DATA FOR REVIEW START

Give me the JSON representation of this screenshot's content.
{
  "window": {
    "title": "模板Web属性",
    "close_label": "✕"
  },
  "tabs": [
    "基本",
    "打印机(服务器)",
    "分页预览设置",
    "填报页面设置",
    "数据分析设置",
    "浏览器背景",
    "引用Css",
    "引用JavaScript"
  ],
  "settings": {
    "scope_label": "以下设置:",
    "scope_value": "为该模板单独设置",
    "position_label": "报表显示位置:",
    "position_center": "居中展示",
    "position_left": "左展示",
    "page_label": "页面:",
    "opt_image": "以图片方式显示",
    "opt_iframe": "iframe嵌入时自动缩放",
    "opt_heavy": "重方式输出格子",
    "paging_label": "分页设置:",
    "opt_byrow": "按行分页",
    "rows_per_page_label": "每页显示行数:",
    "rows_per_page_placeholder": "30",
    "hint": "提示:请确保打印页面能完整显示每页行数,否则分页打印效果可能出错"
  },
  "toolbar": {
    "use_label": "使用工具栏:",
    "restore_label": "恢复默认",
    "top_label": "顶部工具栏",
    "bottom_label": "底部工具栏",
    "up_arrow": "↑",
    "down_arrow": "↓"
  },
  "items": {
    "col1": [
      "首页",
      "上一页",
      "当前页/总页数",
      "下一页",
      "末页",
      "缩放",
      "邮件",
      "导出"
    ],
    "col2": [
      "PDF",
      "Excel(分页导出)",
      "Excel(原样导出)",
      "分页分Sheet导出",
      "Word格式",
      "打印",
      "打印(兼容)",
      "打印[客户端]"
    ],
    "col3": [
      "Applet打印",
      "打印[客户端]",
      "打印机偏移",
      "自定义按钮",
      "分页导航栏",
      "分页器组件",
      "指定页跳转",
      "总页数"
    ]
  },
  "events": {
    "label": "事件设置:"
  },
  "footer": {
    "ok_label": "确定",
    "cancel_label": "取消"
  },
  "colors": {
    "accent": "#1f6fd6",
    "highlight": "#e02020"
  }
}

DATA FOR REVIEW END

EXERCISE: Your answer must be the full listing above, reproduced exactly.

OUTPUT OF THE EXERCISE:
Give me the JSON representation of this screenshot's content.
{
  "window": {
    "title": "模板Web属性",
    "close_label": "✕"
  },
  "tabs": [
    "基本",
    "打印机(服务器)",
    "分页预览设置",
    "填报页面设置",
    "数据分析设置",
    "浏览器背景",
    "引用Css",
    "引用JavaScript"
  ],
  "settings": {
    "scope_label": "以下设置:",
    "scope_value": "为该模板单独设置",
    "position_label": "报表显示位置:",
    "position_center": "居中展示",
    "position_left": "左展示",
    "page_label": "页面:",
    "opt_image": "以图片方式显示",
    "opt_iframe": "iframe嵌入时自动缩放",
    "opt_heavy": "重方式输出格子",
    "paging_label": "分页设置:",
    "opt_byrow": "按行分页",
    "rows_per_page_label": "每页显示行数:",
    "rows_per_page_placeholder": "30",
    "hint": "提示:请确保打印页面能完整显示每页行数,否则分页打印效果可能出错"
  },
  "toolbar": {
    "use_label": "使用工具栏:",
    "restore_label": "恢复默认",
    "top_label": "顶部工具栏",
    "bottom_label": "底部工具栏",
    "up_arrow": "↑",
    "down_arrow": "↓"
  },
  "items": {
    "col1": [
      "首页",
      "上一页",
      "当前页/总页数",
      "下一页",
      "末页",
      "缩放",
      "邮件",
      "导出"
    ],
    "col2": [
      "PDF",
      "Excel(分页导出)",
      "Excel(原样导出)",
      "分页分Sheet导出",
      "Word格式",
      "打印",
      "打印(兼容)",
      "打印[客户端]"
    ],
    "col3": [
      "Applet打印",
      "打印[客户端]",
      "打印机偏移",
      "自定义按钮",
      "分页导航栏",
      "分页器组件",
      "指定页跳转",
      "总页数"
    ]
  },
  "events": {
    "label": "事件设置:"
  },
  "footer": {
    "ok_label": "确定",
    "cancel_label": "取消"
  },
  "colors": {
    "accent": "#1f6fd6",
    "highlight": "#e02020"
  }
}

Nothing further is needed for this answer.